What the exercise asks
Every line containing the string "icon" is to be copied from the records.

(Data about app and page elements)
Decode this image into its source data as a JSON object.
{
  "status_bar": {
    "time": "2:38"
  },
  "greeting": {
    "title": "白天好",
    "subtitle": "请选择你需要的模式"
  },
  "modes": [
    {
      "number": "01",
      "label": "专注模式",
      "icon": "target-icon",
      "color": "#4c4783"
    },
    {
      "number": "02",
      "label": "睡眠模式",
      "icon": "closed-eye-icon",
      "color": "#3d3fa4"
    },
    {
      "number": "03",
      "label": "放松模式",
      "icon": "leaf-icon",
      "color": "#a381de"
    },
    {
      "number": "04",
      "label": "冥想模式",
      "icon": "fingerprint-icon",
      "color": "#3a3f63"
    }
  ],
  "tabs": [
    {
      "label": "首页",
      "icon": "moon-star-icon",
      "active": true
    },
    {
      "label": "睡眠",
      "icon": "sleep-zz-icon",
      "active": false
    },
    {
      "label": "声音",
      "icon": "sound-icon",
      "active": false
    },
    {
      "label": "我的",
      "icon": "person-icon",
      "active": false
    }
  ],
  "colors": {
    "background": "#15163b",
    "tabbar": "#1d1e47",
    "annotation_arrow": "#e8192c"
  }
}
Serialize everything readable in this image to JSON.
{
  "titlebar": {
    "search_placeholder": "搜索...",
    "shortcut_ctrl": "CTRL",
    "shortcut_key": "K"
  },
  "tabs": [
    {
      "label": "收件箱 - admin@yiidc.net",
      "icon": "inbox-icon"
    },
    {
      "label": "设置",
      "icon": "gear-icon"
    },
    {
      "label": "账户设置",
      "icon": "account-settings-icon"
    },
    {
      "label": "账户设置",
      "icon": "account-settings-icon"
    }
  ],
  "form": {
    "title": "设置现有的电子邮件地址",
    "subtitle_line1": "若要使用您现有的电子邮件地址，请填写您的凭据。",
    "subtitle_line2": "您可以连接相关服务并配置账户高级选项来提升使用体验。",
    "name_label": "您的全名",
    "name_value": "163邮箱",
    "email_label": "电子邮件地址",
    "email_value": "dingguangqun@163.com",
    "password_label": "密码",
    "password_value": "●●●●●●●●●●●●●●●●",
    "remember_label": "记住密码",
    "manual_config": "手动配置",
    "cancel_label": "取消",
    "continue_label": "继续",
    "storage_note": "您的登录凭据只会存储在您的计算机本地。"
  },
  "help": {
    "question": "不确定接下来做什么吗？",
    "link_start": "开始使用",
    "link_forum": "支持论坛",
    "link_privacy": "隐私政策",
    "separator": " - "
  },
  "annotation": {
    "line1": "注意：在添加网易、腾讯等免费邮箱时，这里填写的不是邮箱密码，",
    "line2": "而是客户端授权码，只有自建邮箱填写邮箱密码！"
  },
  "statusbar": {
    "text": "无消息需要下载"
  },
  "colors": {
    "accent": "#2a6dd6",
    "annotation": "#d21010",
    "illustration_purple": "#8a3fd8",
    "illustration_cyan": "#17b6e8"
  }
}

Worked solution
      "icon": "target-icon",
      "icon": "closed-eye-icon",
      "icon": "leaf-icon",
      "icon": "fingerprint-icon",
      "icon": "moon-star-icon",
      "icon": "sleep-zz-icon",
      "icon": "sound-icon",
      "icon": "person-icon",
      "icon": "inbox-icon"
      "icon": "gear-icon"
      "icon": "account-settings-icon"
      "icon": "account-settings-icon"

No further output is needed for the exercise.